While fourth-quarter GDP came in at 0.4% missing 0.6% expectations, and jobless claims and Chicago Purchasing Managers Index both missed views, this did not rattle markets. In fact, not much seems to push markets lower these days. The first quarter was the strongest first quarter for US equities since 1987, with the majors up 10-11% despite the near collapse of a Eurozone banking system with problems in Cyprus, Greece, Italy and other dominoes, not to mention war, terrorism, and nuclear issues in Afghanistan, Syria, Pakistan, and Israel.

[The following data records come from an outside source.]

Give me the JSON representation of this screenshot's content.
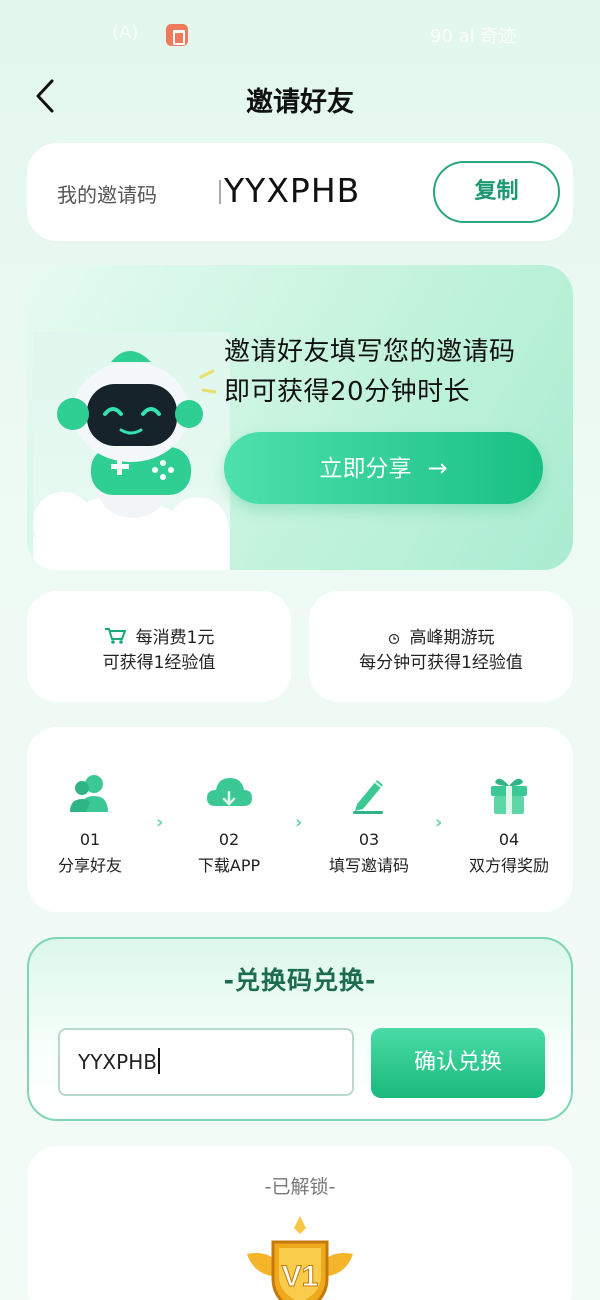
{
  "status_bar": {
    "left_text": "(A)",
    "right_text": "90 al 奇迹"
  },
  "nav": {
    "title": "邀请好友"
  },
  "invite_code": {
    "label": "我的邀请码",
    "value": "YYXPHB",
    "copy_label": "复制"
  },
  "banner": {
    "line1": "邀请好友填写您的邀请码",
    "line2": "即可获得20分钟时长",
    "share_label": "立即分享",
    "share_arrow": "→"
  },
  "info_cards": [
    {
      "icon": "cart-icon",
      "line1": "每消费1元",
      "line2": "可获得1经验值"
    },
    {
      "icon": "clock-icon",
      "line1": "高峰期游玩",
      "line2": "每分钟可获得1经验值"
    }
  ],
  "steps": [
    {
      "num": "01",
      "label": "分享好友",
      "icon": "users-icon"
    },
    {
      "num": "02",
      "label": "下载APP",
      "icon": "cloud-download-icon"
    },
    {
      "num": "03",
      "label": "填写邀请码",
      "icon": "pencil-icon"
    },
    {
      "num": "04",
      "label": "双方得奖励",
      "icon": "gift-icon"
    }
  ],
  "redeem": {
    "title": "-兑换码兑换-",
    "input_value": "YYXPHB",
    "confirm_label": "确认兑换"
  },
  "unlock": {
    "title": "-已解锁-",
    "badge_text": "V1"
  },
  "colors": {
    "accent": "#1ab97d",
    "accent_light": "#4ee0ad",
    "dark_green": "#1d6b50"
  }
}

So while the printing presses continue to roll, sluggish demand from a lackluster economic recovery as well as bank lending constraints have kept it from being put to immediate economic use. So the money instead finds where it will get the best return which happens to be stocks. How long can this QE bubble last? As with all past bubbles, price/volume action in leading stocks and major indices should reveal all before the bubble bursts, if history going back centuries is any guide. Meanwhile, testimony to the strange times we live in is found in near 0% interest rates, U.S. GDP growth at a very tepid annual rate of about 1.6% despite the most massive monetary and fiscal stimulus seen in the history of mankind, and a market that is now at the top of a 13-year "secular bear" range with the potential to break out into a new "secular" bull phase if we assume that the QE bubble will continue! Strange times, indeed.